== Segment start ==
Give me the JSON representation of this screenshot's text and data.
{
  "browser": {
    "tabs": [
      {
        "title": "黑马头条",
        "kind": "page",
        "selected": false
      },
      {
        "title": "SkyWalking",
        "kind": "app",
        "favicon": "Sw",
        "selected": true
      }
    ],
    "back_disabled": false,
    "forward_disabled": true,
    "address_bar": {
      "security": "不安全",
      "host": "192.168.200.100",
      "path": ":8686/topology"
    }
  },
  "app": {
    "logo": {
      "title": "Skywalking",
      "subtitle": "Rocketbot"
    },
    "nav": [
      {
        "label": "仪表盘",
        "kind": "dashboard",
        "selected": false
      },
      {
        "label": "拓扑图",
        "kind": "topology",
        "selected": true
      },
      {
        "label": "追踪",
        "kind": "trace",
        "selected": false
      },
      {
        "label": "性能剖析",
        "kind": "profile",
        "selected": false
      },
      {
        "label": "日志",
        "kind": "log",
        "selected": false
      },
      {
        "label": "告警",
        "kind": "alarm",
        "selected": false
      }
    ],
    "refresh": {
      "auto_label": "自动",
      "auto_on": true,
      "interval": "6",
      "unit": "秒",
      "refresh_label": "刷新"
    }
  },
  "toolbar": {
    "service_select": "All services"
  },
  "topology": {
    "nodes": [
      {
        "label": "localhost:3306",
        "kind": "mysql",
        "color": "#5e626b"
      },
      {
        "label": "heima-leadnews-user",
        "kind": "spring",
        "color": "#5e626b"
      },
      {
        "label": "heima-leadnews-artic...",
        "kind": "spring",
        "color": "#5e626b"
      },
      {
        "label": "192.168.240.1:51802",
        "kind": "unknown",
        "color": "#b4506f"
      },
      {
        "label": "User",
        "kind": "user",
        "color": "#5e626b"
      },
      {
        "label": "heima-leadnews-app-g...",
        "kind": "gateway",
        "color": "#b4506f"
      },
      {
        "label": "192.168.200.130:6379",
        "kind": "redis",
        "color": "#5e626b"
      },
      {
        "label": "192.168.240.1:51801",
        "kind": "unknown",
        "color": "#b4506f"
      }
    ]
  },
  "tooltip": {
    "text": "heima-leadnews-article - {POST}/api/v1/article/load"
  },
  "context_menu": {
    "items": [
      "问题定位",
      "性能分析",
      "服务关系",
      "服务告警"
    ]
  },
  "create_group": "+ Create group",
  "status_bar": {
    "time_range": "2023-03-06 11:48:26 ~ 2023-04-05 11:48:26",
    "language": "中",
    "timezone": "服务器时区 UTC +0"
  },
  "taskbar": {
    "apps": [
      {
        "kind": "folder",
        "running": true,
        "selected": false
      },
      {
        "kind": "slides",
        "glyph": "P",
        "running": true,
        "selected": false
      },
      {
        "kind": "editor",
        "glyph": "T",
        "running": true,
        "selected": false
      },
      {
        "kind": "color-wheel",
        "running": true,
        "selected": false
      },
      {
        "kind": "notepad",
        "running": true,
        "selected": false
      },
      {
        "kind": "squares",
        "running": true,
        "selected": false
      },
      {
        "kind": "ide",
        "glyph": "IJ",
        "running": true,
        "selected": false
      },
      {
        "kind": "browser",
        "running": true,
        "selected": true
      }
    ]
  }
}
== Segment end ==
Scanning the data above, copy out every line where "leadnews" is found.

        "label": "heima-leadnews-user",
        "label": "heima-leadnews-artic...",
        "label": "heima-leadnews-app-g...",
    "text": "heima-leadnews-article - {POST}/api/v1/article/load"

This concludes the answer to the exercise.